But it was the oldest gentleman in attendance who opened the second act. Everyone knows and respects Shigeru Miyamoto for inventing Mario and Donkey Kong in the Eighties, and Yuji Naka for Sonic in the Nineties, but Ralph Baer precedes them both by decades. Mr. Baer is often considered the father of the video game industry, because it was his invention, Pong, that Nolan Bushnell popularized in arcades with Atari. Pong was not the first video game — that honor likely belongs to Spacewar! — but without Mr. Baer, the modern landscape of electronic entertainment would be very different indeed. We saw a video of Mr. Baer compete against Bill Harrison in a 1969 match of Pong before both men were reunited on stage. Rather than a rematch, an eight-year-old was invited from the audience to play against Mr. Baer using one of the original Pong machines. It was a close game that eventually went to the younger generation with a score of 5-4.
After that, the second act relied less on guests than the first act had, proceeding to again play from both old and new scores. Kingdom Hearts, Sonic the Hedgehog, World of Warcraft, Starcraft II, Super Mario Bros., and Tetris were the next pieces. Martin Leung returned for the Mario medley, playing a few pieces blindfolded before engaging in more challenging and extremely fast compositions.

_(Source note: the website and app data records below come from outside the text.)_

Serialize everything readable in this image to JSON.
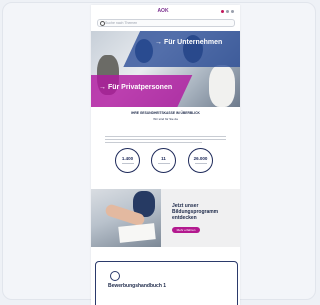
{
  "header": {
    "logo_text": "AOK",
    "search_placeholder": "Suche nach Themen"
  },
  "hero": {
    "label_unternehmen": "→ Für Unternehmen",
    "label_privatpersonen": "→ Für Privatpersonen"
  },
  "intro": {
    "title": "IHRE GESUNDHEITSKASSE IM ÜBERBLICK",
    "subtitle": "Wir sind für Sie da"
  },
  "stats": [
    {
      "value": "1.400"
    },
    {
      "value": "11"
    },
    {
      "value": "26.000"
    }
  ],
  "promo": {
    "title": "Jetzt unser Bildungsprogramm entdecken",
    "button_label": "Mehr erfahren"
  },
  "card2": {
    "title": "Bewerbungshandbuch 1"
  },
  "colors": {
    "brand_purple": "#7a2e8e",
    "magenta": "#b1199f",
    "navy": "#1e2a5a",
    "blue": "#284a96"
  }
}
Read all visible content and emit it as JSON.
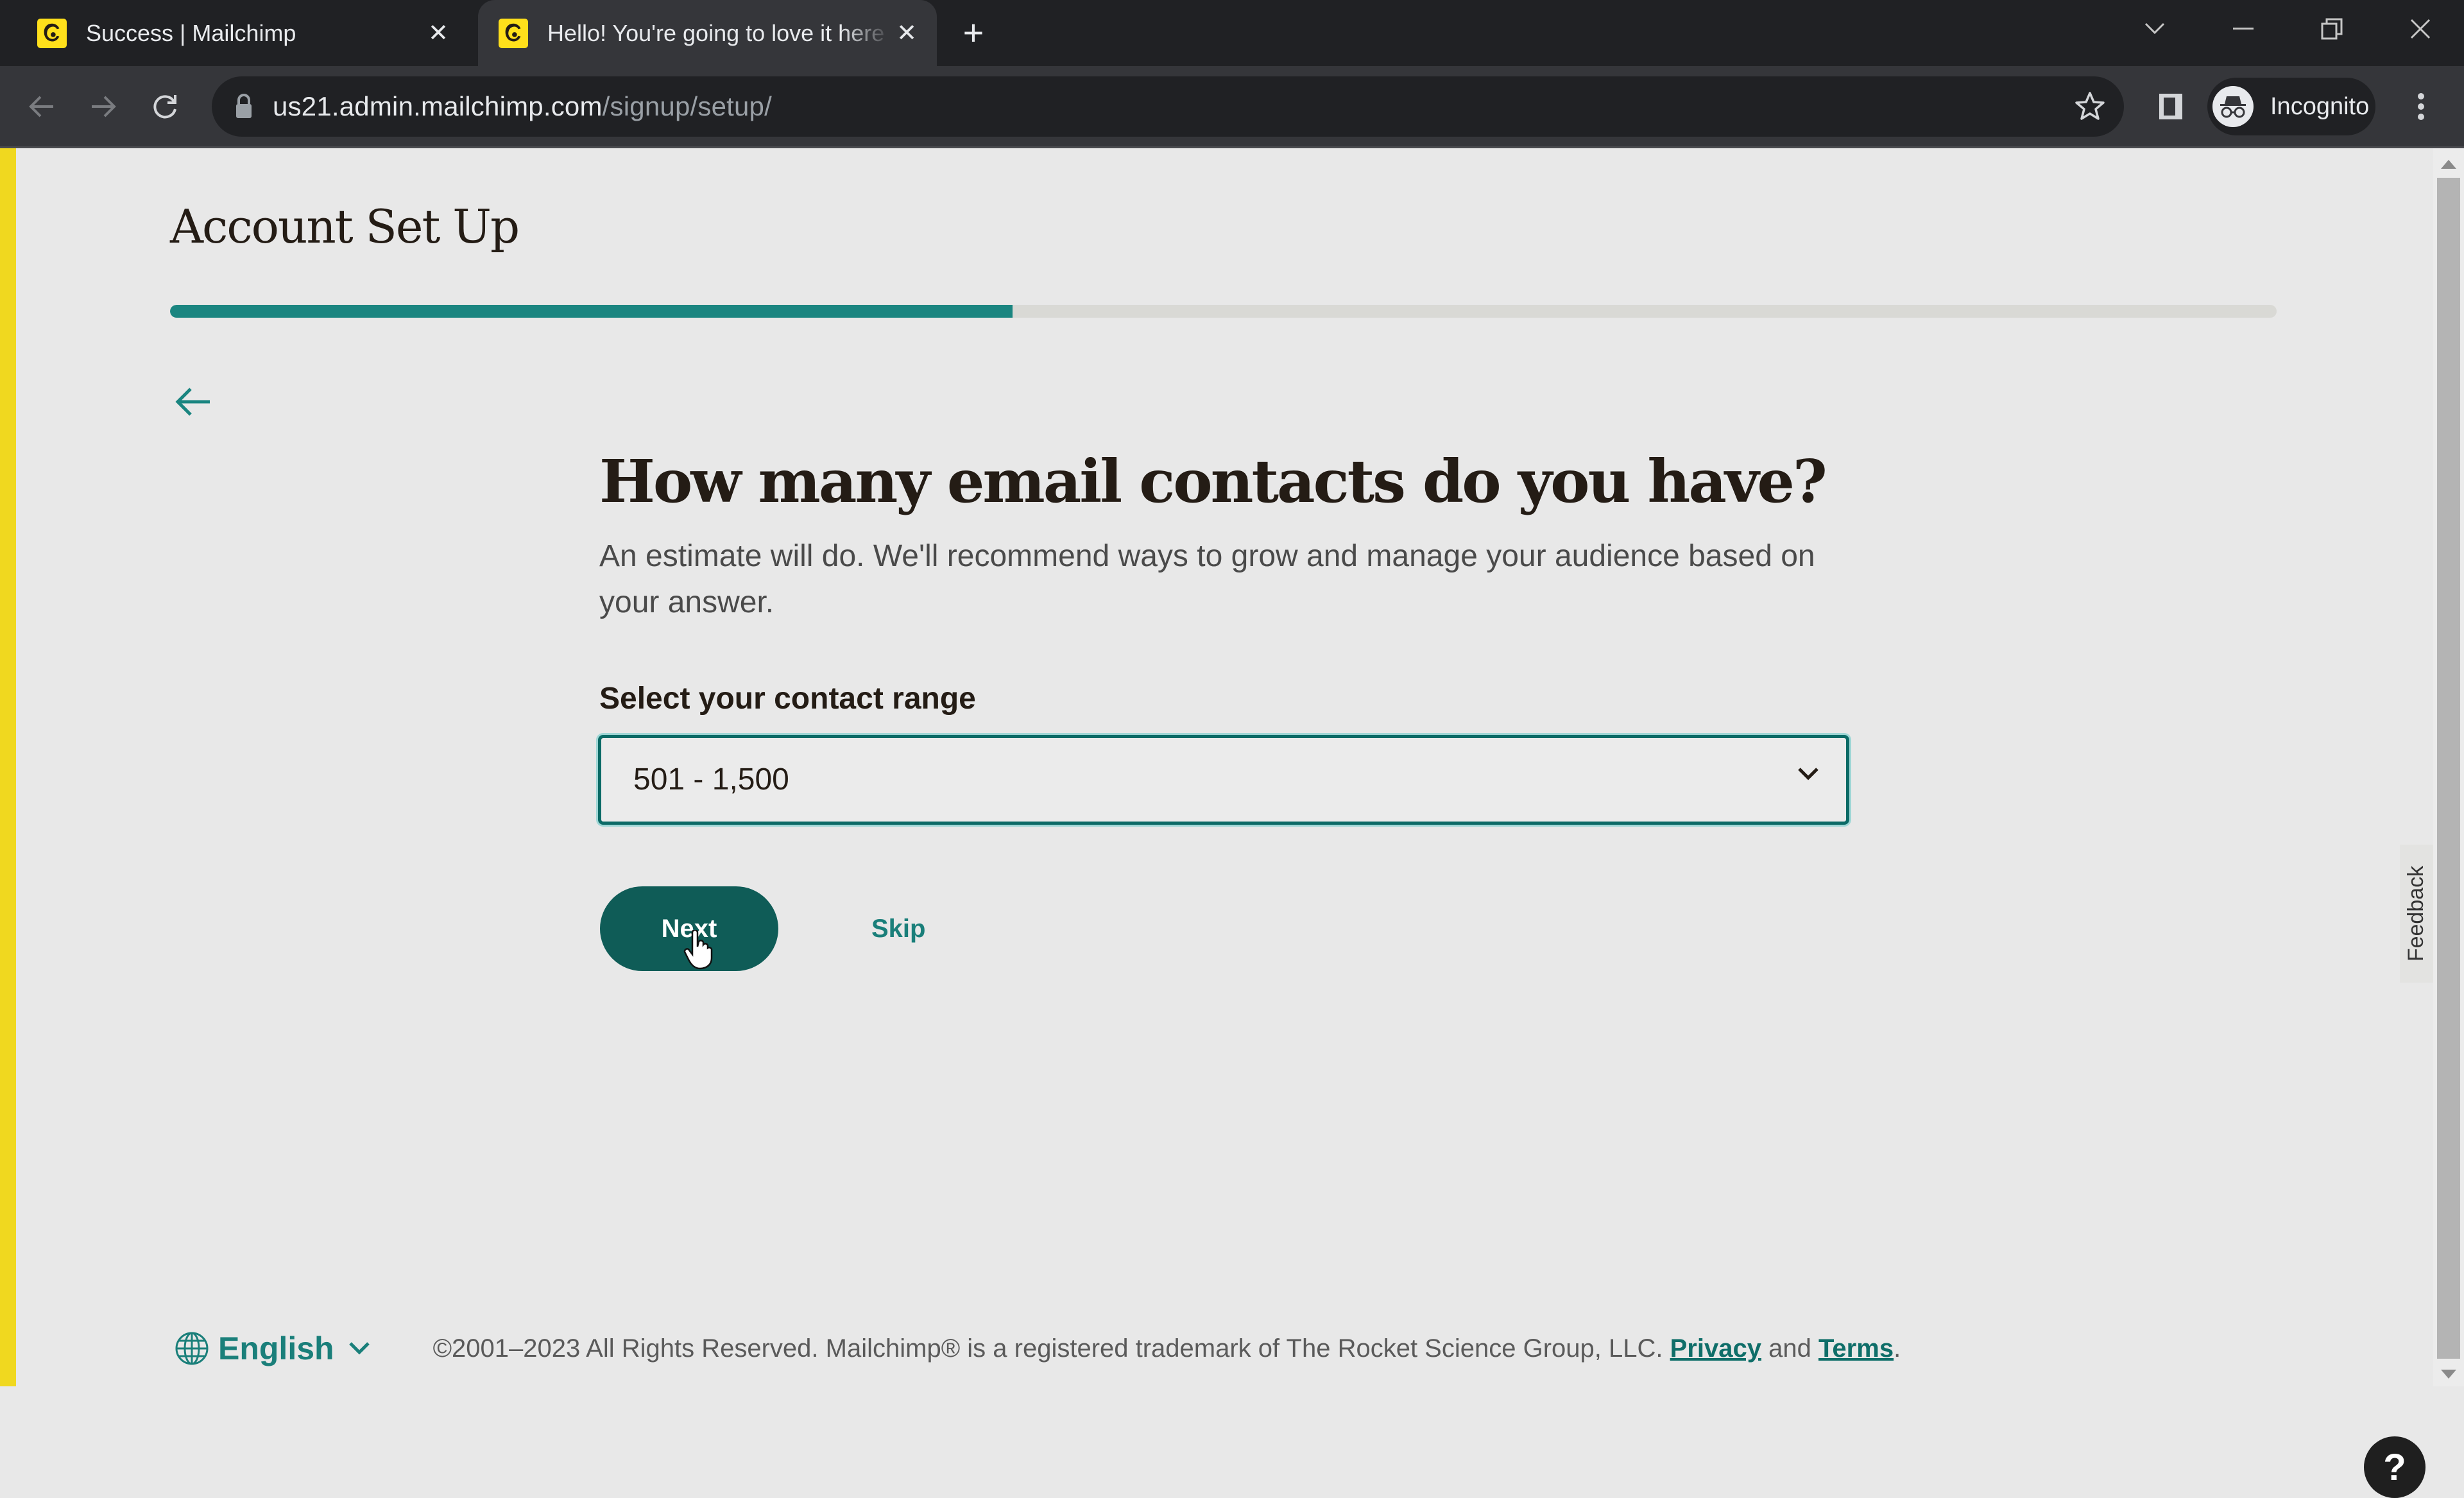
{
  "browser": {
    "tabs": [
      {
        "title": "Success | Mailchimp",
        "active": false
      },
      {
        "title": "Hello! You're going to love it here",
        "active": true
      }
    ],
    "new_tab_label": "+",
    "url_host": "us21.admin.mailchimp.com",
    "url_path": "/signup/setup/",
    "profile_label": "Incognito",
    "icons": {
      "favicon": "mailchimp-logo-icon",
      "tab_close": "close-icon",
      "back": "arrow-left-icon",
      "forward": "arrow-right-icon",
      "reload": "reload-icon",
      "lock": "lock-icon",
      "bookmark": "star-icon",
      "side_panel": "side-panel-icon",
      "incognito": "incognito-icon",
      "menu": "kebab-menu-icon"
    }
  },
  "page": {
    "title": "Account Set Up",
    "progress": {
      "value": 0.4
    },
    "back_icon": "arrow-left-icon",
    "question": "How many email contacts do you have?",
    "description": "An estimate will do. We'll recommend ways to grow and manage your audience based on your answer.",
    "field_label": "Select your contact range",
    "select_value": "501 - 1,500",
    "next_label": "Next",
    "skip_label": "Skip"
  },
  "footer": {
    "language": "English",
    "copyright": "©2001–2023 All Rights Reserved. Mailchimp® is a registered trademark of The Rocket Science Group, LLC.",
    "privacy_label": "Privacy",
    "and_text": "and",
    "terms_label": "Terms",
    "period": "."
  },
  "side": {
    "feedback_label": "Feedback",
    "help_label": "?"
  },
  "colors": {
    "accent": "#1a8580",
    "button": "#0f5c57",
    "brand_yellow": "#ffe01b"
  }
}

The next set relied on an audience member who had won a Guitar Hero contest during intermission. The gamer was challenged to play Aerosmith's "Sweet Emotion" on stage, with Ron Reagan on vocals and show designer and emcee Tommy Tallarico on bass. This gamer wasn't prepared for the "Hard" setting, though, and insisted it be changed — to "Expert"! He blew away the 200,000-point challenge Tommy had set to him, much to the audience's delight.
Speaking of which, Tommy Tallarico has the ego to be on stage: he loves to perform and be the center of attention whenever possible. And that's not a bad thing, since he is both a talented and prolific performer. He loves his work, his art, and his fans, and was happy to accommodate them all. He stayed on stage to play guitar for most of the next pieces, which were Halo, then two encores: Final Fantasy VII's "One Winged Angel" followed by a Castlevania composition, with Martin Leung on organ.
It was a brilliant evening shared with an enthusiastic crowd that didn't want to see it end. As an old school gamer, I didn't fully appreciate many of the pieces, such as God of War or even Halo, which makes the majority of their first album (Apple Podcasts) unappealing. But every piece was professionally done, and the variety of genres, eras, and styles played to everyone.
If I had one valid criticism of the evening, it's that not all the music was live. One of the choir singers told me, "They did have some percussion/rhythm tracks that they played on some pieces. For the choir, we were backed up on most of the pieces by a choir track, although they did mix us into it." Though this mix may've produced a sound more akin to the original soundtrack, I don't think such imitation was wholly necessary; as sites like OCReMix have proven, variations and original arrangements are more than welcome.
Several of the evening's numbers have made their way to YouTube, but it's no substitute for the environment, audience, and sounds of a live performance. Check VGL's their tour dates to find when you'll have an opportunity you won't want to miss.